Shape Tie: 

Dec Row- K1, K2tog, work to last 3 sts, K2tog, K1.  Continue in Moss St, dec on every 20th row in this way until 13 sts remain.  Continue in Moss St without further shaping until work slightly stretched measures 60 in/152 cm.  Cast off.  Turn side edges 3 sts inwards and slip stitch in position on wrong side.

Tie and enjoy!

design by:  Michele Meadows

The Allure Of Alpaca

Wednesday, June 9th, 2010

With jet black eyes shyly hidden behind a ‘mop top’ reminiscent of the Beatles era, its no wonder these gentle creatures capture our hearts at first glance.  Alpacas are cousins to both llamas and camels, native to Peru where they existed for thousands of years raised purely for their luxurious fibre.  In the late 1880’s, a British wool importer noticed the unusually soft and glossy fibre tucked inside a sheep wool shipment from Peru, and promptly launched the introduction of alpaca wool to the European market.  It wasn’t until the 1990’s that the first of five hundred alpacas made their debut in Canada, highly regarded as sustainable farm animals requiring very little maintenance, and leaving a gentle footprint on the environment.  Naturally inquisitive and social, alpacas get along well with other farm animals, and are exceptionally clean, able to adapt to almost any terrain or climate.  They are quiet animals, communicating with a gentle humming sound within the herd.  

Mop Top Alpaca

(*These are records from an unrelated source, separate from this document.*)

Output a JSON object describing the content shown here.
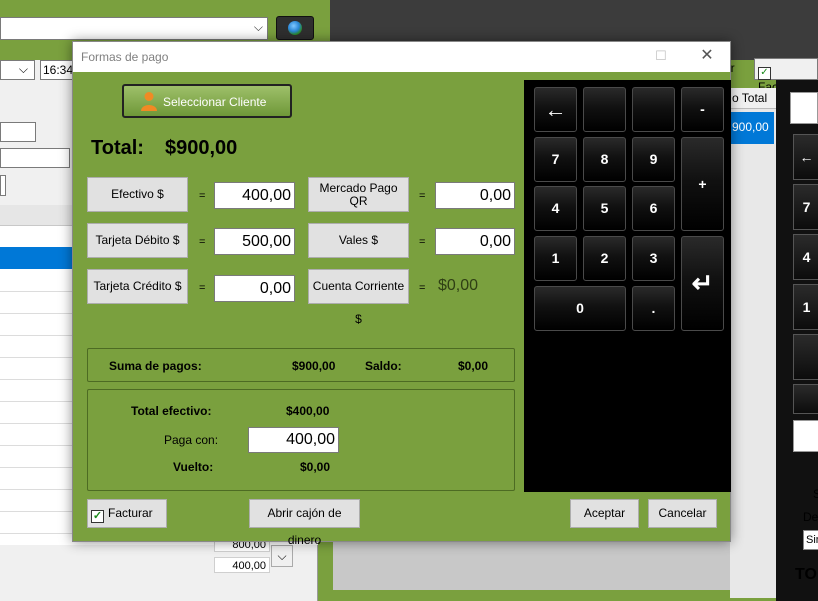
{
  "background": {
    "time_value": "16:34",
    "amounts": [
      "800,00",
      "400,00"
    ],
    "right_header": "o Total",
    "right_selected_value": "900,00",
    "facturar_label": "Facturar",
    "right_keys": [
      "←",
      "7",
      "4",
      "1",
      "",
      ""
    ],
    "right_texts": [
      "S",
      "De"
    ],
    "right_select_value": "Sin",
    "right_total_label": "TO",
    "ir_label": "ir"
  },
  "dialog": {
    "title": "Formas de pago",
    "minimize_icon": "—",
    "maximize_icon": "☐",
    "close_icon": "✕",
    "select_client_label": "Seleccionar Cliente",
    "total_label": "Total:",
    "total_value": "$900,00",
    "payments": {
      "efectivo_label": "Efectivo $",
      "efectivo_value": "400,00",
      "debito_label": "Tarjeta Débito $",
      "debito_value": "500,00",
      "credito_label": "Tarjeta Crédito $",
      "credito_value": "0,00",
      "mercadopago_label": "Mercado Pago QR",
      "mercadopago_value": "0,00",
      "vales_label": "Vales $",
      "vales_value": "0,00",
      "cuenta_corriente_label": "Cuenta Corriente $",
      "cuenta_corriente_value": "$0,00",
      "equals": "="
    },
    "summary": {
      "suma_label": "Suma de pagos:",
      "suma_value": "$900,00",
      "saldo_label": "Saldo:",
      "saldo_value": "$0,00"
    },
    "cash": {
      "total_efectivo_label": "Total efectivo:",
      "total_efectivo_value": "$400,00",
      "paga_con_label": "Paga con:",
      "paga_con_value": "400,00",
      "vuelto_label": "Vuelto:",
      "vuelto_value": "$0,00"
    },
    "keypad": {
      "backspace": "←",
      "minus": "-",
      "plus": "+",
      "enter": "↵",
      "zero": "0",
      "dot": ".",
      "digits": [
        "7",
        "8",
        "9",
        "4",
        "5",
        "6",
        "1",
        "2",
        "3"
      ]
    },
    "footer": {
      "facturar_label": "Facturar",
      "facturar_checked": true,
      "check_mark": "✓",
      "abrir_cajon_label": "Abrir cajón de dinero",
      "aceptar_label": "Aceptar",
      "cancelar_label": "Cancelar"
    }
  }
}
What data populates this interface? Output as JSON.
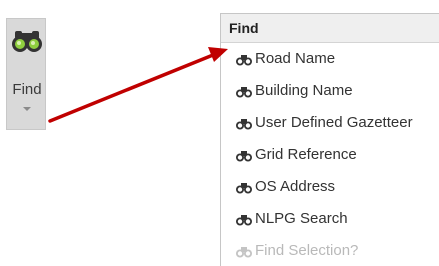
{
  "ribbon": {
    "find_label": "Find",
    "icon": "binoculars-icon"
  },
  "menu": {
    "header": "Find",
    "items": [
      {
        "label": "Road Name",
        "icon": "binoculars-icon",
        "enabled": true
      },
      {
        "label": "Building Name",
        "icon": "binoculars-icon",
        "enabled": true
      },
      {
        "label": "User Defined Gazetteer",
        "icon": "binoculars-icon",
        "enabled": true
      },
      {
        "label": "Grid Reference",
        "icon": "binoculars-icon",
        "enabled": true
      },
      {
        "label": "OS Address",
        "icon": "binoculars-icon",
        "enabled": true
      },
      {
        "label": "NLPG Search",
        "icon": "binoculars-icon",
        "enabled": true
      },
      {
        "label": "Find Selection?",
        "icon": "binoculars-icon",
        "enabled": false
      }
    ]
  },
  "colors": {
    "annotation_arrow": "#c00000",
    "binoculars_lens": "#7fbf2f"
  }
}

There are two very distinct types of alpacas- Suri and Huacaya.  The Suri breed has long straight locks and a noticeably silky lustre, yielding a highly prized fleece.  Suris make up less than twenty percent of the world’s alpaca population.  Huacaya is the more common breed with a full coat of soft crinkly fleece that fluffs outwards in a teddy bear- like appearance.  Over eighty thousand pounds of this buttery soft fleece is sheared in Canada each spring, processed into rovings, batts, felt and spun into luxury yarns, blending easily with silk, bamboo, linen, cotton, and mohair.

Huacaya Alpacas

Alpaca fleece is quite different from that of a sheep.  It is a hollow fibre containing no lanolin which makes it hypoallergenic.  Exceeding sheep wool in strength and resilience, alpaca is highly rated for its thermal value, drapes well in knitwear, and is very lightweight.  The only animal to come in so many colours, alpacas range from jet black, to black-brown, beige, fawn, silvery grey, to creamy white, a total of twenty-two officially recognised colours.   White remains the most desired colour for yarn manufacturers as it readily accepts dye.  

Suri Alpaca

Close Up of Suri Fleece

The popularity of these adorable animals continues to grow with hobby farmers, as one couple remarked, “we started with a pair of alpacas as pets, and in just three years we had a herd of thirty seven, they are hard to resist with their sweet disposition and charm.”      

Qina by Mirasol- baby alpaca and bamboo sourced viscose

Mainland by Earth Collection- baby alpaca and silk

Alpaca Silk Aran by Debbie Bliss

Suri Prism by Diamond Luxury Collection- suri alpaca and nylon